**Stored data**
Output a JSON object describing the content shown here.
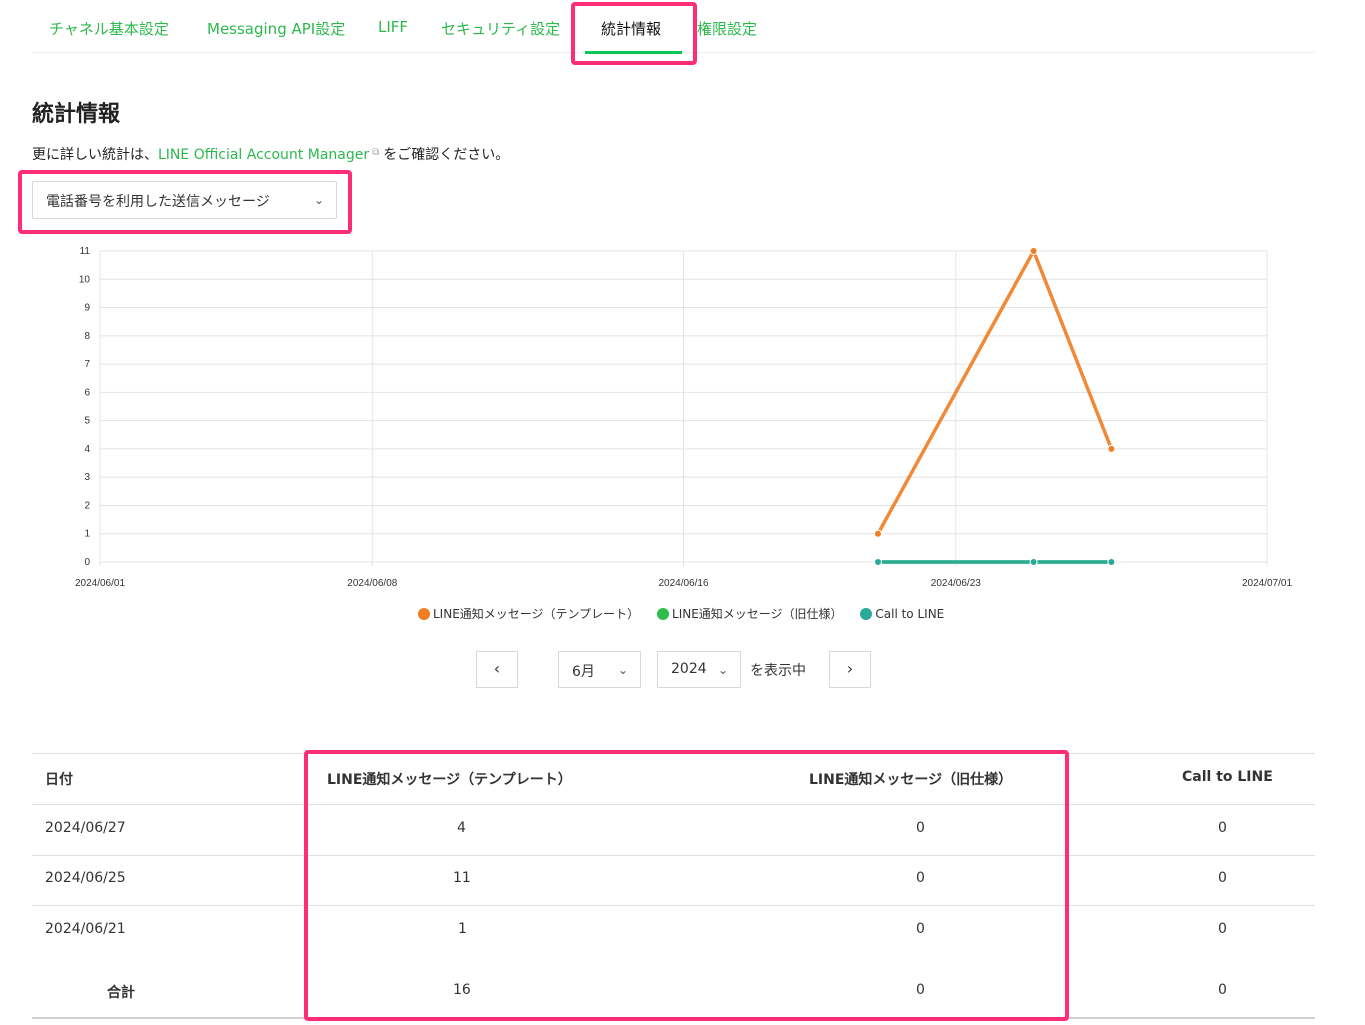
{
  "tabs": [
    {
      "label": "チャネル基本設定"
    },
    {
      "label": "Messaging API設定"
    },
    {
      "label": "LIFF"
    },
    {
      "label": "セキュリティ設定"
    },
    {
      "label": "統計情報"
    },
    {
      "label": "権限設定"
    }
  ],
  "page": {
    "title": "統計情報",
    "desc_prefix": "更に詳しい統計は、",
    "desc_link": "LINE Official Account Manager",
    "desc_suffix": "をご確認ください。"
  },
  "dropdown": {
    "value": "電話番号を利用した送信メッセージ"
  },
  "icons": {
    "external": "external-link-icon",
    "chevron": "chevron-down-icon",
    "prev": "chevron-left-icon",
    "next": "chevron-right-icon"
  },
  "colors": {
    "accent": "#06c755",
    "template": "#ef7d22",
    "legacy": "#2fbe4b",
    "call": "#2aa89a",
    "highlight": "#ff2d78"
  },
  "chart_data": {
    "type": "line",
    "x_ticks": [
      "2024/06/01",
      "2024/06/08",
      "2024/06/16",
      "2024/06/23",
      "2024/07/01"
    ],
    "y_ticks": [
      0,
      1,
      2,
      3,
      4,
      5,
      6,
      7,
      8,
      9,
      10,
      11
    ],
    "ylim": [
      0,
      11
    ],
    "grid": true,
    "legend_position": "bottom",
    "series": [
      {
        "name": "LINE通知メッセージ（テンプレート）",
        "color": "#ef7d22",
        "x": [
          "2024/06/21",
          "2024/06/25",
          "2024/06/27"
        ],
        "values": [
          1,
          11,
          4
        ]
      },
      {
        "name": "LINE通知メッセージ（旧仕様）",
        "color": "#2fbe4b",
        "x": [
          "2024/06/21",
          "2024/06/25",
          "2024/06/27"
        ],
        "values": [
          0,
          0,
          0
        ]
      },
      {
        "name": "Call to LINE",
        "color": "#2aa89a",
        "x": [
          "2024/06/21",
          "2024/06/25",
          "2024/06/27"
        ],
        "values": [
          0,
          0,
          0
        ]
      }
    ]
  },
  "pager": {
    "month": "6月",
    "year": "2024",
    "label": "を表示中"
  },
  "table": {
    "headers": [
      "日付",
      "LINE通知メッセージ（テンプレート）",
      "LINE通知メッセージ（旧仕様）",
      "Call to LINE"
    ],
    "rows": [
      [
        "2024/06/27",
        "4",
        "0",
        "0"
      ],
      [
        "2024/06/25",
        "11",
        "0",
        "0"
      ],
      [
        "2024/06/21",
        "1",
        "0",
        "0"
      ]
    ],
    "total": [
      "合計",
      "16",
      "0",
      "0"
    ]
  }
}
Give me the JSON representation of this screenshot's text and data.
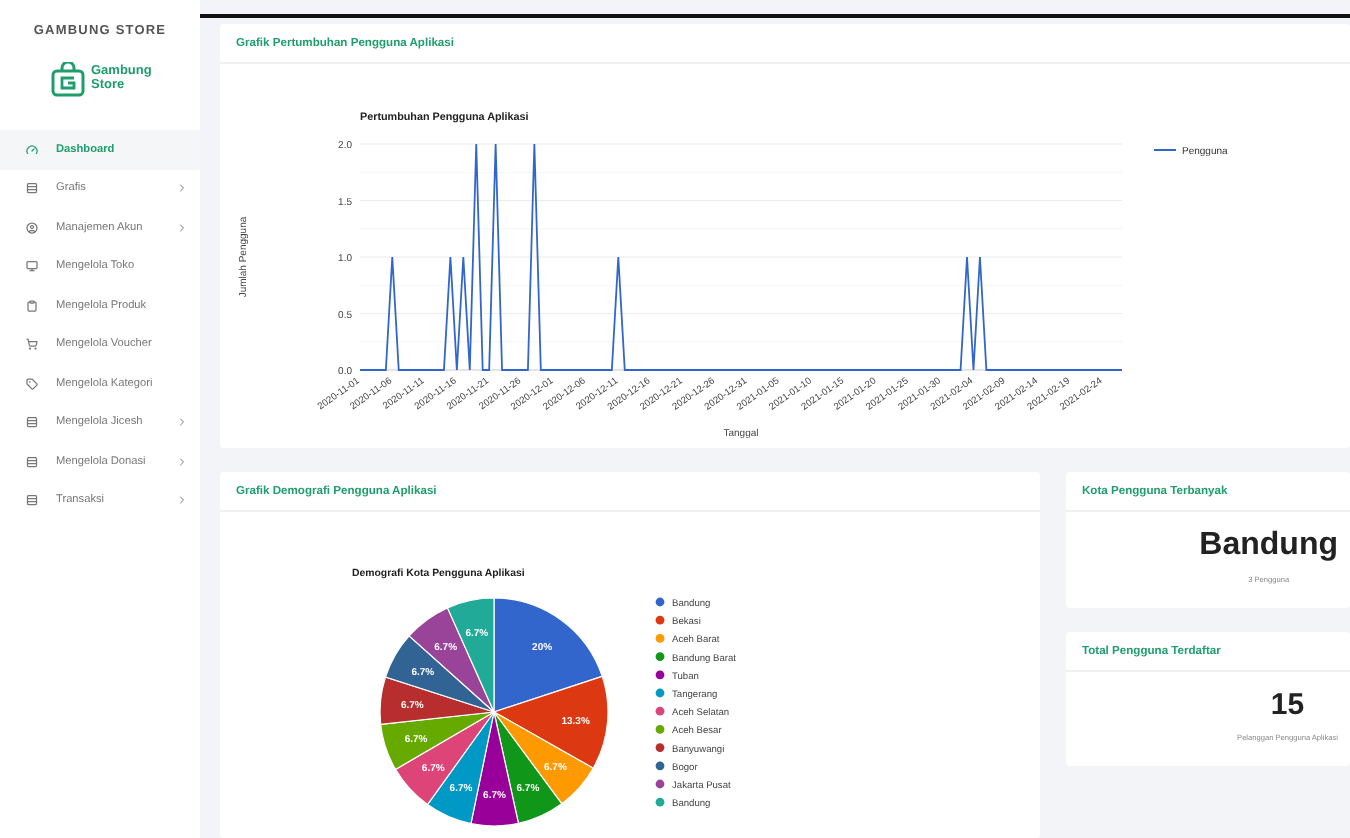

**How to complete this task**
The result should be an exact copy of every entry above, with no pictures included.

**Completed exercise**
Output a JSON object describing the content shown here.
{
  "tabs": [
    {
      "label": "チャネル基本設定"
    },
    {
      "label": "Messaging API設定"
    },
    {
      "label": "LIFF"
    },
    {
      "label": "セキュリティ設定"
    },
    {
      "label": "統計情報"
    },
    {
      "label": "権限設定"
    }
  ],
  "page": {
    "title": "統計情報",
    "desc_prefix": "更に詳しい統計は、",
    "desc_link": "LINE Official Account Manager",
    "desc_suffix": "をご確認ください。"
  },
  "dropdown": {
    "value": "電話番号を利用した送信メッセージ"
  },
  "icons": {
    "external": "external-link-icon",
    "chevron": "chevron-down-icon",
    "prev": "chevron-left-icon",
    "next": "chevron-right-icon"
  },
  "colors": {
    "accent": "#06c755",
    "template": "#ef7d22",
    "legacy": "#2fbe4b",
    "call": "#2aa89a",
    "highlight": "#ff2d78"
  },
  "chart_data": {
    "type": "line",
    "x_ticks": [
      "2024/06/01",
      "2024/06/08",
      "2024/06/16",
      "2024/06/23",
      "2024/07/01"
    ],
    "y_ticks": [
      0,
      1,
      2,
      3,
      4,
      5,
      6,
      7,
      8,
      9,
      10,
      11
    ],
    "ylim": [
      0,
      11
    ],
    "grid": true,
    "legend_position": "bottom",
    "series": [
      {
        "name": "LINE通知メッセージ（テンプレート）",
        "color": "#ef7d22",
        "x": [
          "2024/06/21",
          "2024/06/25",
          "2024/06/27"
        ],
        "values": [
          1,
          11,
          4
        ]
      },
      {
        "name": "LINE通知メッセージ（旧仕様）",
        "color": "#2fbe4b",
        "x": [
          "2024/06/21",
          "2024/06/25",
          "2024/06/27"
        ],
        "values": [
          0,
          0,
          0
        ]
      },
      {
        "name": "Call to LINE",
        "color": "#2aa89a",
        "x": [
          "2024/06/21",
          "2024/06/25",
          "2024/06/27"
        ],
        "values": [
          0,
          0,
          0
        ]
      }
    ]
  },
  "pager": {
    "month": "6月",
    "year": "2024",
    "label": "を表示中"
  },
  "table": {
    "headers": [
      "日付",
      "LINE通知メッセージ（テンプレート）",
      "LINE通知メッセージ（旧仕様）",
      "Call to LINE"
    ],
    "rows": [
      [
        "2024/06/27",
        "4",
        "0",
        "0"
      ],
      [
        "2024/06/25",
        "11",
        "0",
        "0"
      ],
      [
        "2024/06/21",
        "1",
        "0",
        "0"
      ]
    ],
    "total": [
      "合計",
      "16",
      "0",
      "0"
    ]
  }
}
Give me the JSON representation of this screenshot's text and data.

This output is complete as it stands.